Monday, May 13, 2013
I'm late to this one, but I can't help but mention that one man's account of going a year without using the Internet reminds
me of an article from The Undercurrent from a couple of years ago.
Paul Miller of The Verge begins his tale:
I was wrong.Miller's journey began with a notion that has gained wide currency in our culture:
One year ago I left the internet. I thought it was making me unproductive. I thought it lacked meaning. I thought it was "corrupting my soul."
It's a been a year now since I "surfed the web" or "checked my email" or "liked" anything with a figurative rather than literal thumbs up. I've managed to stay disconnected, just like I planned. I'm internet free.
And now I'm supposed to tell you how it solved all my problems. I'm supposed to be enlightened. I'm supposed to be more "real," now. More perfect.
But instead it's 8PM and I just woke up. I slept all day, woke with eight voicemails on my phone from friends and coworkers. I went to my coffee shop to consume dinner, the Knicks game, my two newspapers, and a copy of The New Yorker. And now I'm watching Toy Story while I glance occasionally at the blinking cursor in this text document, willing it to write itself, willing it to generate the epiphanies my life has failed to produce.
I didn't want to meet this Paul at the tail end of my yearlong journey.
I'd read enough blog posts and magazine articles and books about how the internet makes us lonely, or stupid, or lonely and stupid, that I'd begun to believe them. I wanted to figure out what the internet was "doing to me," so I could fight back. But the internet isn't an individual pursuit, it's something we do with each other. The internet is where people are.But what are people? More to the point, of what is one's character made? Miller is right that our choices are a big part of the answer, but what if we are unhappy with those choices? Valery Publius of The Undercurrent makes a similar point when she argues against the idea that techology is making us less intelligent or creative:

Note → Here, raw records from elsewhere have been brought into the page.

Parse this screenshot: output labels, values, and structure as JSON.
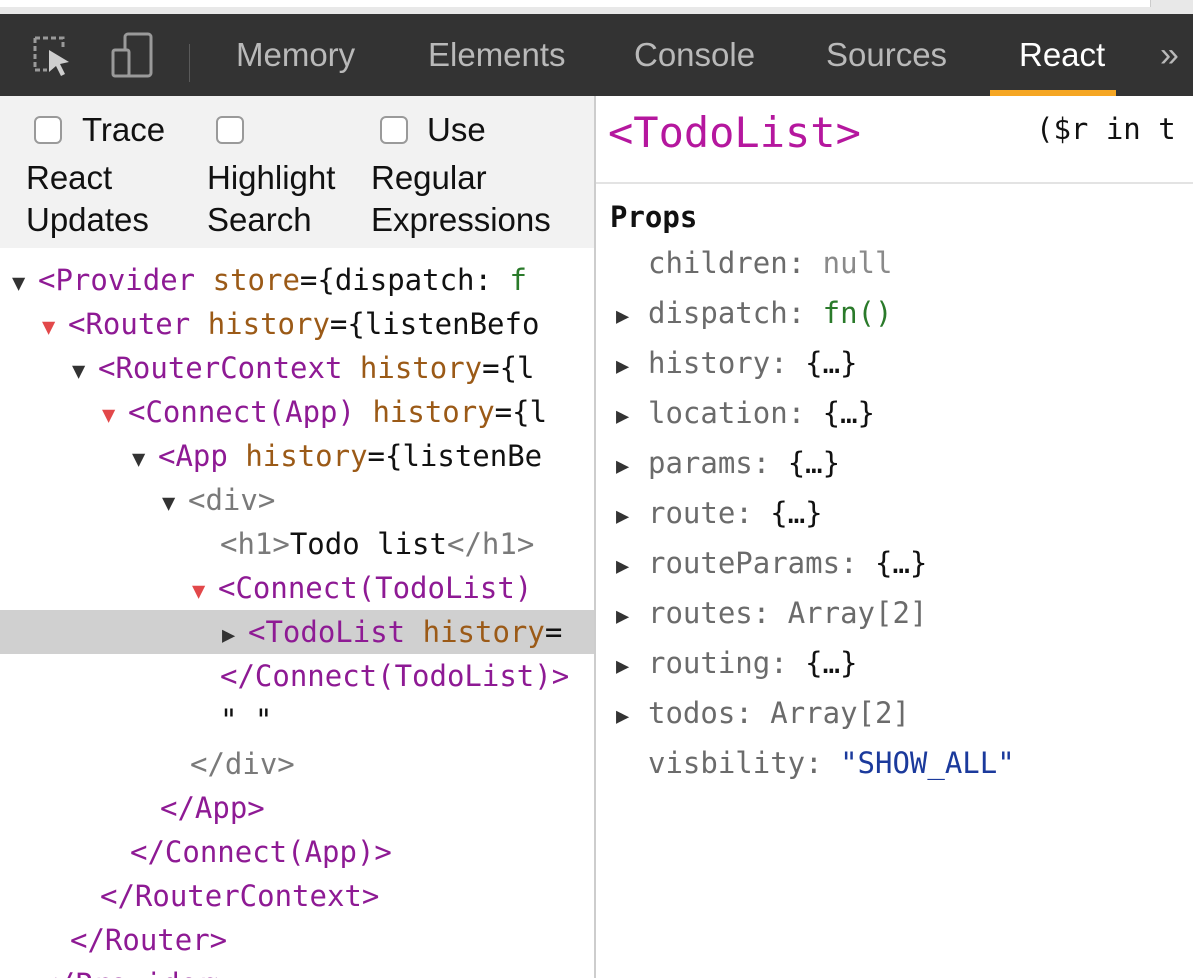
{
  "toolbar": {
    "tabs": [
      {
        "label": "Memory"
      },
      {
        "label": "Elements"
      },
      {
        "label": "Console"
      },
      {
        "label": "Sources"
      },
      {
        "label": "React",
        "active": true
      }
    ],
    "overflow": "»",
    "accent_color": "#f5a623"
  },
  "options": {
    "trace": {
      "line1": "Trace",
      "line2": "React",
      "line3": "Updates"
    },
    "highlight": {
      "line1": "Highlight",
      "line2": "Search"
    },
    "regex": {
      "line1": "Use",
      "line2": "Regular",
      "line3": "Expressions"
    }
  },
  "tree": {
    "r0": {
      "open": "<Provider",
      "attr": "store",
      "eq": "={dispatch: ",
      "fn": "f"
    },
    "r1": {
      "open": "<Router",
      "attr": "history",
      "eq": "={listenBefo"
    },
    "r2": {
      "open": "<RouterContext",
      "attr": "history",
      "eq": "={l"
    },
    "r3": {
      "open": "<Connect(App)",
      "attr": "history",
      "eq": "={l"
    },
    "r4": {
      "open": "<App",
      "attr": "history",
      "eq": "={listenBe"
    },
    "r5": {
      "open": "<div>"
    },
    "r6": {
      "open": "<h1>",
      "text": "Todo list",
      "close": "</h1>"
    },
    "r7": {
      "open": "<Connect(TodoList)"
    },
    "r8": {
      "open": "<TodoList",
      "attr": "history",
      "eq": "="
    },
    "r9": {
      "close": "</Connect(TodoList)>"
    },
    "r10": {
      "text": "\" \""
    },
    "r11": {
      "close": "</div>"
    },
    "r12": {
      "close": "</App>"
    },
    "r13": {
      "close": "</Connect(App)>"
    },
    "r14": {
      "close": "</RouterContext>"
    },
    "r15": {
      "close": "</Router>"
    },
    "r16": {
      "close": "</Provider>"
    }
  },
  "panel": {
    "title": "<TodoList>",
    "note": "($r in t",
    "props_title": "Props",
    "props": [
      {
        "key": "children",
        "value": "null"
      },
      {
        "key": "dispatch",
        "value": "fn()"
      },
      {
        "key": "history",
        "value": "{…}"
      },
      {
        "key": "location",
        "value": "{…}"
      },
      {
        "key": "params",
        "value": "{…}"
      },
      {
        "key": "route",
        "value": "{…}"
      },
      {
        "key": "routeParams",
        "value": "{…}"
      },
      {
        "key": "routes",
        "value": "Array[2]"
      },
      {
        "key": "routing",
        "value": "{…}"
      },
      {
        "key": "todos",
        "value": "Array[2]"
      },
      {
        "key": "visbility",
        "value": "\"SHOW_ALL\""
      }
    ]
  }
}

[D]oes technology really mold our minds? To be sure, it is a tool that extends the reach of our hands and of our senses. As a tool, it can be used poorly or used well. People who watch a lot of television can become illiterate couch potatoes. But they can also become media critics. Twitter can be used to share meaningless gossip about celebrities, or it can be used to foment political revolutions. Even media critics and revolutions are not guaranteed to deliver anything true or meaningful. If we sometimes don't like what they deliver, isn't it obvious that we shouldn't blame the tools--but the choices made by the tool users?Publius goes a step further than Miller, who, to his credit, sees that he was blaming a tool and owns up to it.
Consider an alternate big idea: the manmade world we see around us is the product of the choices of individual human minds. If we don't like the world, we should rethink the choices that produced it. [bold added]I see a strong dose of determinism in modern critiques of communications technology. Determinism obviously suggests the Internet as a scapegoat for one's problems, but Miller's piece still ends with an air of uncertainty. Even though he sees through "What has the Internet done to me?", it's as if Miller isn't quite sure where to go from there. Is the pervasiveness of determinism in our culture making it harder for Miller (or many others like him) to realize that one can make the deeper changes necessary to find happiness? The tools for doing so exist, although they have (understandably) been blamed for failing to do just this.